Capitalism and the way money functions in our society are the main obstacles to change. If we want to stave off disaster, the whole current economic system will have to be replaced. Since it is not likely that those who benefit from the current system will give up their privileges without a fight, these changes will have to be forced on those who are now in power, by grassroot action. If that fails, civilization as we know it will most certainly collapse.

We are impermanent. If we are conscious individuals we occasionally reflect on our own impermanence. But thinking about death is like gazing into the sun, as La Rochefoucauld reminds us. It is not a thing we can do for long. Reflecting on our future death as a species is vastly more difficult. Yet, our species is also impermanent. Earlier species of humans have all died out: Neanderthal man, homo erectus, … Why should the fate of homo sapiens sapiens be any different?

We all grew up with the myth of progress, the idea that human civilization is on a steady path of improvement, the hope that the lives of our children will be better than our own lives. Thinkers like Steven Pinker still believe in that idea, for they believe that progress is the result of problem solving, and clever humans are solving more and more problems. But to me it seems clear that problem solving is not the answer and that the possibility of infinite progress is an illusion. Even Steven Pinker admits that the two biggest dangers facing us now are climate change and the nuclear threat, but he considers it improbable that disaster is going to happen.

Of course, we want the human species to survive for many more centuries. A century or so ago, the planet seemed robust enough for that. But the current situation is much more precarious. So much more so that sustainability expert Jem Bendell was moved to ask himself five very serious questions:

He asks us to read the paper that resulted from engaging with these questions on a what if basis. What if climate disaster cannot be prevented any longer, because the way we have already messed up our environment is irreparable? In other words, Bendell poses, as the first among climate scientists and sustainability experts, an existential question. What if there is no more time for climate science as usual? What if the careers of climate scientists will be drawing to a close because the collapse that climate science predicts might happen actually happens?

What if societal collapse is imminent? What Jem Bendell means by societal collapse is “the uneven ending to our current means of sustenance, shelter, security, pleasure, identity and meaning.” If the question is posed like this, we suddenly realize how much we depend on very complex structures to provide us with water, food, shelter, and meaningful interaction and communication with fellow humans.
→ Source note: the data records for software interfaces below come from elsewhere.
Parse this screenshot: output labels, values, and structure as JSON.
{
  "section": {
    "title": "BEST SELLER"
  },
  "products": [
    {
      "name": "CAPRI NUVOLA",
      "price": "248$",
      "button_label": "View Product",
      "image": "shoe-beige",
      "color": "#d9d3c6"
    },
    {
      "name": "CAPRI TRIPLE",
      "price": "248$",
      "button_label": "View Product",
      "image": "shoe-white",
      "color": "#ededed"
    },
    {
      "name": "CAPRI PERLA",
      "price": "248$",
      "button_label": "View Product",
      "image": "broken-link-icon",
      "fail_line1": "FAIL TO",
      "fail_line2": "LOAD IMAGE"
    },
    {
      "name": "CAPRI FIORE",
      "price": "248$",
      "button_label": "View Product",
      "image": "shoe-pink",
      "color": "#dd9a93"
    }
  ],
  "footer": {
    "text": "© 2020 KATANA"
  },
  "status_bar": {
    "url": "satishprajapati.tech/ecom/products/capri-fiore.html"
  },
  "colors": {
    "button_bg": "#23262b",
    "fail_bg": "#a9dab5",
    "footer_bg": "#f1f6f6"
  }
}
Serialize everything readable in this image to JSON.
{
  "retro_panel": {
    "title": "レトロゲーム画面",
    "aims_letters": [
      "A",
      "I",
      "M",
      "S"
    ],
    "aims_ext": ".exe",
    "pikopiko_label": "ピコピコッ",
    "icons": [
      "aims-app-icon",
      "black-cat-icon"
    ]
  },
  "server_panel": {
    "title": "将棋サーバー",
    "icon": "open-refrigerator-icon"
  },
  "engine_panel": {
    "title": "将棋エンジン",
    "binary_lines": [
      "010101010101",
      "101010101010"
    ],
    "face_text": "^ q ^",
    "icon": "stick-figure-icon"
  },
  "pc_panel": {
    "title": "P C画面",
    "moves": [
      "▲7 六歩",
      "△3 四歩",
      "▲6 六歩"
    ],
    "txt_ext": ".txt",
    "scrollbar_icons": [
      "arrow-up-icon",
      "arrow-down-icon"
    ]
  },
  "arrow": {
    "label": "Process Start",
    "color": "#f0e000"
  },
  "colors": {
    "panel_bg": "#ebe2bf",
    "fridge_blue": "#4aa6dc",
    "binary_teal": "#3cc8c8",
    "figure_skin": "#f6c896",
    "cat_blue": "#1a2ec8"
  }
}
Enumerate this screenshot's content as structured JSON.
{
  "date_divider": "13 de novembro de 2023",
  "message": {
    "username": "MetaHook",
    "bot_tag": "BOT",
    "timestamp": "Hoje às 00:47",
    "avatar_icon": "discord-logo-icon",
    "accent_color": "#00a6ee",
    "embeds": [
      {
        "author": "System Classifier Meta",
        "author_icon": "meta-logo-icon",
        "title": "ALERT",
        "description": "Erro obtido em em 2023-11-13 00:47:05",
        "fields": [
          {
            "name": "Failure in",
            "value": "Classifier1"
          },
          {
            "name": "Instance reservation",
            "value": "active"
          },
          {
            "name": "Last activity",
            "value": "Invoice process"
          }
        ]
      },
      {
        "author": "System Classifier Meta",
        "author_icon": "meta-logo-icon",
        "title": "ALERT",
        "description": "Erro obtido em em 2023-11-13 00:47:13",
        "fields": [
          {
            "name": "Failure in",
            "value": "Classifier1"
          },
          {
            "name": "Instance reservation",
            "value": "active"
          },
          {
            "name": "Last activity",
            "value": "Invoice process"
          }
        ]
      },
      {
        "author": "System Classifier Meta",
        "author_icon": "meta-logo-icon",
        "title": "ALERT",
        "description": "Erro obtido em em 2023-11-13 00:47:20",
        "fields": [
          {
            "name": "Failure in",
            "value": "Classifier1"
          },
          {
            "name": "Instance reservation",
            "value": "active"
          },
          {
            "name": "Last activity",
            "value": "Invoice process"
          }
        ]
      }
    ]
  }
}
Jem Bendell is performing an experiment with “living in truth”, to use Vaclav Havel’s famous phrase. Living in truth is giving up censuring one’s take on reality due to how we think it might affect others: our neighbours, our political oppressors, our scientific peer community, or the public at large. Often we act like a doctor who witholds bad news from the patient because it might affect his chances of recovery. This is what climate scientists and sustainability experts are doing all the time. David MacKay, who died of liver cancer in April 2016, admitted in his final month that he saw no possibility to replace the abundant supply of energy that fossil fuels currently provides with an equally abundant supply of sustainable energy. According to his calculations, it simply could not be done. Jem Bendell decided to be equally honest in asking himself the question: is a transition to a global sustainable way of living that prevents climate disaster still possible?